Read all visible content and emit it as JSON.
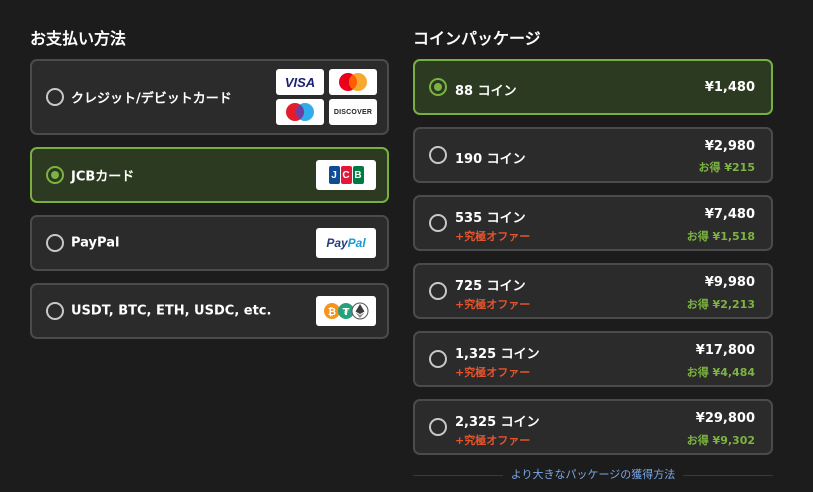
{
  "payment": {
    "heading": "お支払い方法",
    "methods": [
      {
        "label": "クレジット/デビットカード",
        "selected": false
      },
      {
        "label": "JCBカード",
        "selected": true
      },
      {
        "label": "PayPal",
        "selected": false
      },
      {
        "label": "USDT, BTC, ETH, USDC, etc.",
        "selected": false
      }
    ],
    "logos": {
      "visa": "VISA",
      "discover": "DISCOVER",
      "jcb": "JCB",
      "paypal_pay": "Pay",
      "paypal_pal": "Pal"
    }
  },
  "coins": {
    "heading": "コインパッケージ",
    "packages": [
      {
        "name": "88 コイン",
        "price": "¥1,480",
        "offer": "",
        "save": "",
        "selected": true
      },
      {
        "name": "190 コイン",
        "price": "¥2,980",
        "offer": "",
        "save": "お得 ¥215",
        "selected": false
      },
      {
        "name": "535 コイン",
        "price": "¥7,480",
        "offer": "+究極オファー",
        "save": "お得 ¥1,518",
        "selected": false
      },
      {
        "name": "725 コイン",
        "price": "¥9,980",
        "offer": "+究極オファー",
        "save": "お得 ¥2,213",
        "selected": false
      },
      {
        "name": "1,325 コイン",
        "price": "¥17,800",
        "offer": "+究極オファー",
        "save": "お得 ¥4,484",
        "selected": false
      },
      {
        "name": "2,325 コイン",
        "price": "¥29,800",
        "offer": "+究極オファー",
        "save": "お得 ¥9,302",
        "selected": false
      }
    ],
    "more_link": "より大きなパッケージの獲得方法"
  },
  "colors": {
    "background": "#1c1c1c",
    "card": "#2b2b2b",
    "selected_card": "#2b3a20",
    "selected_border": "#78b040",
    "accent_green": "#7cb342",
    "offer_red": "#e5532c",
    "link_blue": "#7aa6e6"
  }
}
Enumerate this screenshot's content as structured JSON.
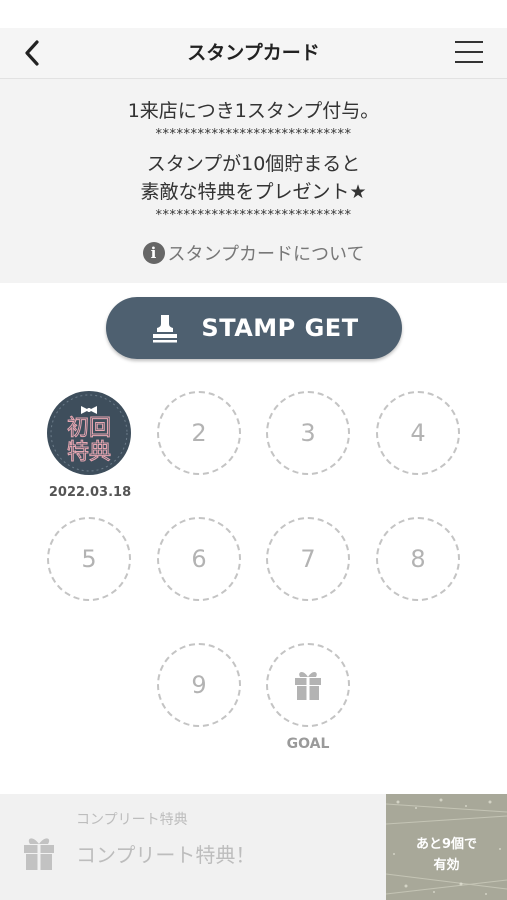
{
  "nav": {
    "title": "スタンプカード"
  },
  "info": {
    "line1": "1来店につき1スタンプ付与。",
    "stars1": "****************************",
    "line2": "スタンプが10個貯まると",
    "line3": "素敵な特典をプレゼント★",
    "stars2": "****************************",
    "about_label": "スタンプカードについて",
    "about_icon": "i"
  },
  "stamp_button": {
    "label": "STAMP GET",
    "icon": "stamp-icon"
  },
  "stamps": {
    "first": {
      "badge_line1": "初回",
      "badge_line2": "特典",
      "date": "2022.03.18"
    },
    "empty_numbers": [
      "2",
      "3",
      "4",
      "5",
      "6",
      "7",
      "8",
      "9"
    ],
    "goal_label": "GOAL",
    "goal_icon": "gift-icon"
  },
  "reward": {
    "sub_label": "コンプリート特典",
    "title": "コンプリート特典！",
    "remaining_line1": "あと9個で",
    "remaining_line2": "有効",
    "icon": "gift-icon"
  },
  "colors": {
    "primary": "#4e6070",
    "badge_bg": "#3e4e5c",
    "badge_text": "#e8a7b2",
    "dash": "#c4c4c4"
  }
}
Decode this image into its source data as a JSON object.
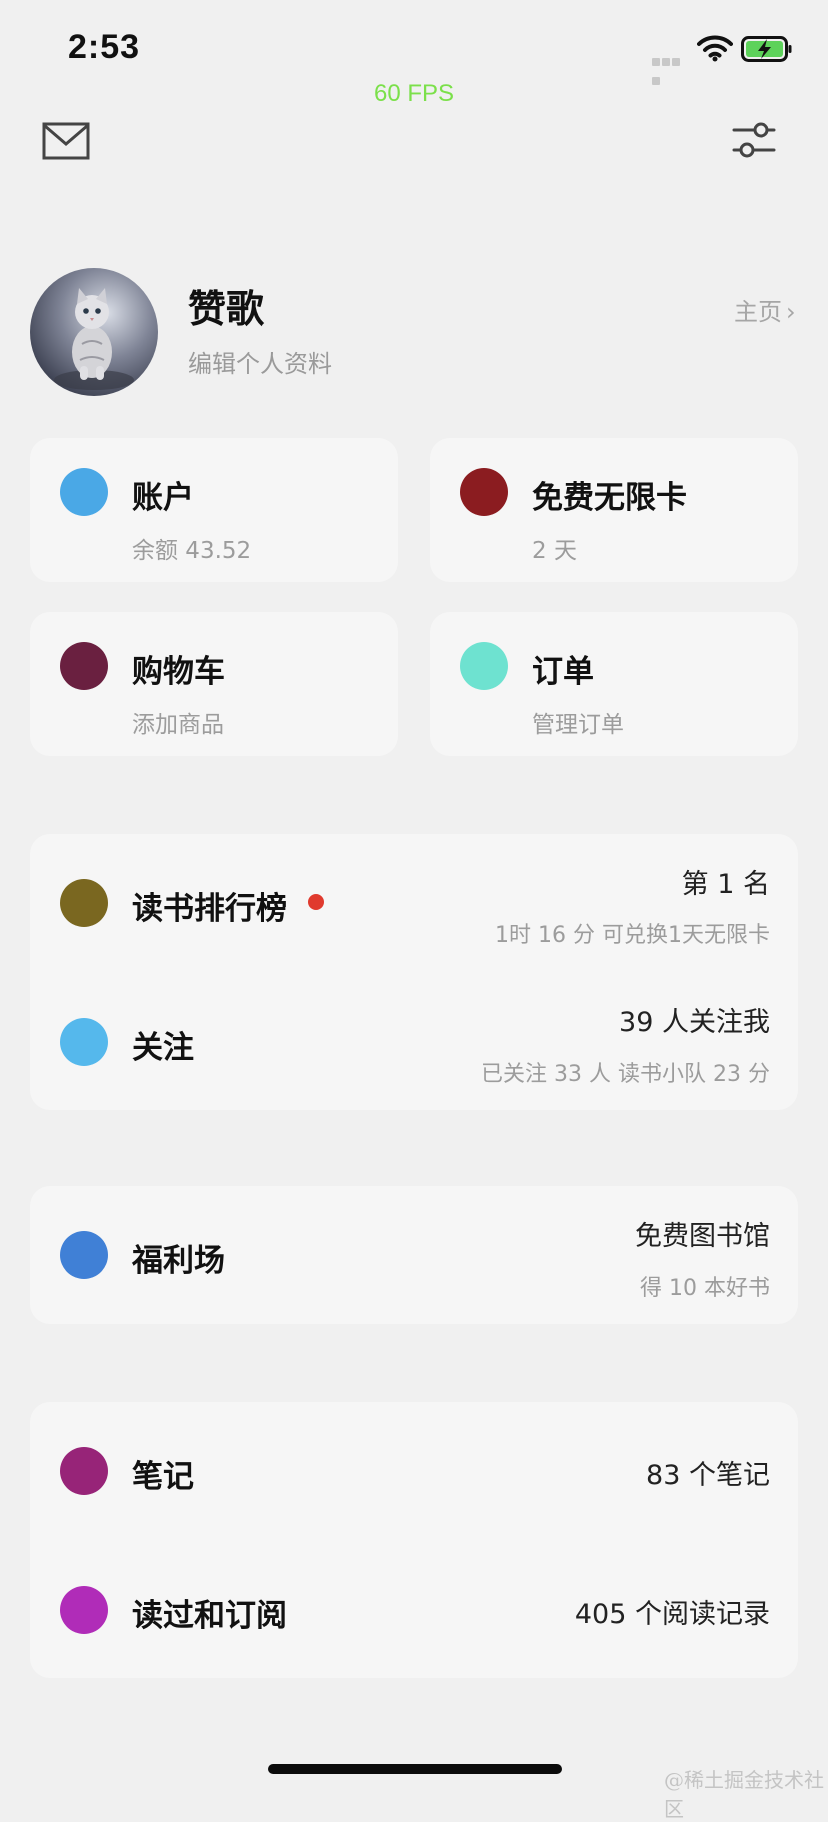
{
  "status_bar": {
    "time": "2:53",
    "fps": "60 FPS",
    "icons": [
      "cellular-signal-icon",
      "wifi-icon",
      "battery-charging-icon"
    ],
    "colors": {
      "fps": "#7be04a",
      "battery": "#5dd25a"
    }
  },
  "header": {
    "left_icon": "mail-icon",
    "right_icon": "settings-sliders-icon"
  },
  "profile": {
    "name": "赞歌",
    "subtitle": "编辑个人资料",
    "home_link": "主页",
    "chevron": "›"
  },
  "grid_cards": [
    {
      "title": "账户",
      "subtitle": "余额 43.52",
      "color": "#4aa8e6"
    },
    {
      "title": "免费无限卡",
      "subtitle": "2 天",
      "color": "#8b1c20"
    },
    {
      "title": "购物车",
      "subtitle": "添加商品",
      "color": "#6a2040"
    },
    {
      "title": "订单",
      "subtitle": "管理订单",
      "color": "#6ee2d0"
    }
  ],
  "group1": [
    {
      "title": "读书排行榜",
      "right_main": "第 1 名",
      "right_sub": "1时 16 分 可兑换1天无限卡",
      "color": "#7a6720",
      "has_badge": true,
      "badge_color": "#e03a2e"
    },
    {
      "title": "关注",
      "right_main": "39 人关注我",
      "right_sub": "已关注 33 人 读书小队 23 分",
      "color": "#55b8ec"
    }
  ],
  "group2": [
    {
      "title": "福利场",
      "right_main": "免费图书馆",
      "right_sub": "得 10 本好书",
      "color": "#4080d6"
    }
  ],
  "group3": [
    {
      "title": "笔记",
      "right_main": "83 个笔记",
      "color": "#972478"
    },
    {
      "title": "读过和订阅",
      "right_main": "405 个阅读记录",
      "color": "#b02cb8"
    }
  ],
  "watermark": "@稀土掘金技术社区"
}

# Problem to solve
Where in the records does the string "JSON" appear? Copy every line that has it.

# Response to this exercise
Read all visible content and emit it as JSON.
Enumerate this screenshot's content as structured JSON.
Decode this image into its source data as a JSON object.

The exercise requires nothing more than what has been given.